### PROBLEM DESCRIPTION:
Each entry in the block below needs to be copied out exactly.

(Interface dataset entries)
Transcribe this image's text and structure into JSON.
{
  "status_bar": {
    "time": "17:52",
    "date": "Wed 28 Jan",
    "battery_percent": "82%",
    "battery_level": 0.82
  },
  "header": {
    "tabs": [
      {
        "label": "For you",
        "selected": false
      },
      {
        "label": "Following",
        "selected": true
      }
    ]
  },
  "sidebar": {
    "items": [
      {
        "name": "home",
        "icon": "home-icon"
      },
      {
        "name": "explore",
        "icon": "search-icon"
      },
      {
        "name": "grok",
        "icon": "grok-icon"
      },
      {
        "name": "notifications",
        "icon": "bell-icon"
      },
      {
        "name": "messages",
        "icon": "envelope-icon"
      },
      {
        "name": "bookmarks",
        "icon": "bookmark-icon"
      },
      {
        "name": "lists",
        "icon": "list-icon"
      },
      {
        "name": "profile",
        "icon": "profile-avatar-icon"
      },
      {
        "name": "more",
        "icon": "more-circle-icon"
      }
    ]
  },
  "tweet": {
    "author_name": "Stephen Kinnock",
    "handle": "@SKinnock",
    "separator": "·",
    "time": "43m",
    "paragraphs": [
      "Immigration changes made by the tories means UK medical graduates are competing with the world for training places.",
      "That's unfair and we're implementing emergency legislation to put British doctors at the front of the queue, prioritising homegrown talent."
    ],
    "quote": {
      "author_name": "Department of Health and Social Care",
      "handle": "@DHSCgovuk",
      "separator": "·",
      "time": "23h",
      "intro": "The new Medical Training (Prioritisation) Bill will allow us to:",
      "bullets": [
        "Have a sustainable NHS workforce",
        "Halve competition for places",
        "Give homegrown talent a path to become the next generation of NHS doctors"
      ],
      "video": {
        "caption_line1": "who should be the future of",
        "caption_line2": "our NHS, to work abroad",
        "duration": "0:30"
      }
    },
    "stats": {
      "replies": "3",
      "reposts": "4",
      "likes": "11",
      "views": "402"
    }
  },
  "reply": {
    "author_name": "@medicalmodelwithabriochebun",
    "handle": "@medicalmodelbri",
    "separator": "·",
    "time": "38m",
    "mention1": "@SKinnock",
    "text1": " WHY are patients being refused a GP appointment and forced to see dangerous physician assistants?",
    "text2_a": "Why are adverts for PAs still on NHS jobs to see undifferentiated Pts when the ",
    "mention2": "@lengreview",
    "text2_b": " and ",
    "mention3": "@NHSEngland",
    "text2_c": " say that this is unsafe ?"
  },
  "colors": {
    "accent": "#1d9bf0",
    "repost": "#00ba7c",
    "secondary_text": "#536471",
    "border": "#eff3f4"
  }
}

### COMPLETED EXERCISE:
Transcribe this image's text and structure into JSON.
{
  "status_bar": {
    "time": "17:52",
    "date": "Wed 28 Jan",
    "battery_percent": "82%",
    "battery_level": 0.82
  },
  "header": {
    "tabs": [
      {
        "label": "For you",
        "selected": false
      },
      {
        "label": "Following",
        "selected": true
      }
    ]
  },
  "sidebar": {
    "items": [
      {
        "name": "home",
        "icon": "home-icon"
      },
      {
        "name": "explore",
        "icon": "search-icon"
      },
      {
        "name": "grok",
        "icon": "grok-icon"
      },
      {
        "name": "notifications",
        "icon": "bell-icon"
      },
      {
        "name": "messages",
        "icon": "envelope-icon"
      },
      {
        "name": "bookmarks",
        "icon": "bookmark-icon"
      },
      {
        "name": "lists",
        "icon": "list-icon"
      },
      {
        "name": "profile",
        "icon": "profile-avatar-icon"
      },
      {
        "name": "more",
        "icon": "more-circle-icon"
      }
    ]
  },
  "tweet": {
    "author_name": "Stephen Kinnock",
    "handle": "@SKinnock",
    "separator": "·",
    "time": "43m",
    "paragraphs": [
      "Immigration changes made by the tories means UK medical graduates are competing with the world for training places.",
      "That's unfair and we're implementing emergency legislation to put British doctors at the front of the queue, prioritising homegrown talent."
    ],
    "quote": {
      "author_name": "Department of Health and Social Care",
      "handle": "@DHSCgovuk",
      "separator": "·",
      "time": "23h",
      "intro": "The new Medical Training (Prioritisation) Bill will allow us to:",
      "bullets": [
        "Have a sustainable NHS workforce",
        "Halve competition for places",
        "Give homegrown talent a path to become the next generation of NHS doctors"
      ],
      "video": {
        "caption_line1": "who should be the future of",
        "caption_line2": "our NHS, to work abroad",
        "duration": "0:30"
      }
    },
    "stats": {
      "replies": "3",
      "reposts": "4",
      "likes": "11",
      "views": "402"
    }
  },
  "reply": {
    "author_name": "@medicalmodelwithabriochebun",
    "handle": "@medicalmodelbri",
    "separator": "·",
    "time": "38m",
    "mention1": "@SKinnock",
    "text1": " WHY are patients being refused a GP appointment and forced to see dangerous physician assistants?",
    "text2_a": "Why are adverts for PAs still on NHS jobs to see undifferentiated Pts when the ",
    "mention2": "@lengreview",
    "text2_b": " and ",
    "mention3": "@NHSEngland",
    "text2_c": " say that this is unsafe ?"
  },
  "colors": {
    "accent": "#1d9bf0",
    "repost": "#00ba7c",
    "secondary_text": "#536471",
    "border": "#eff3f4"
  }
}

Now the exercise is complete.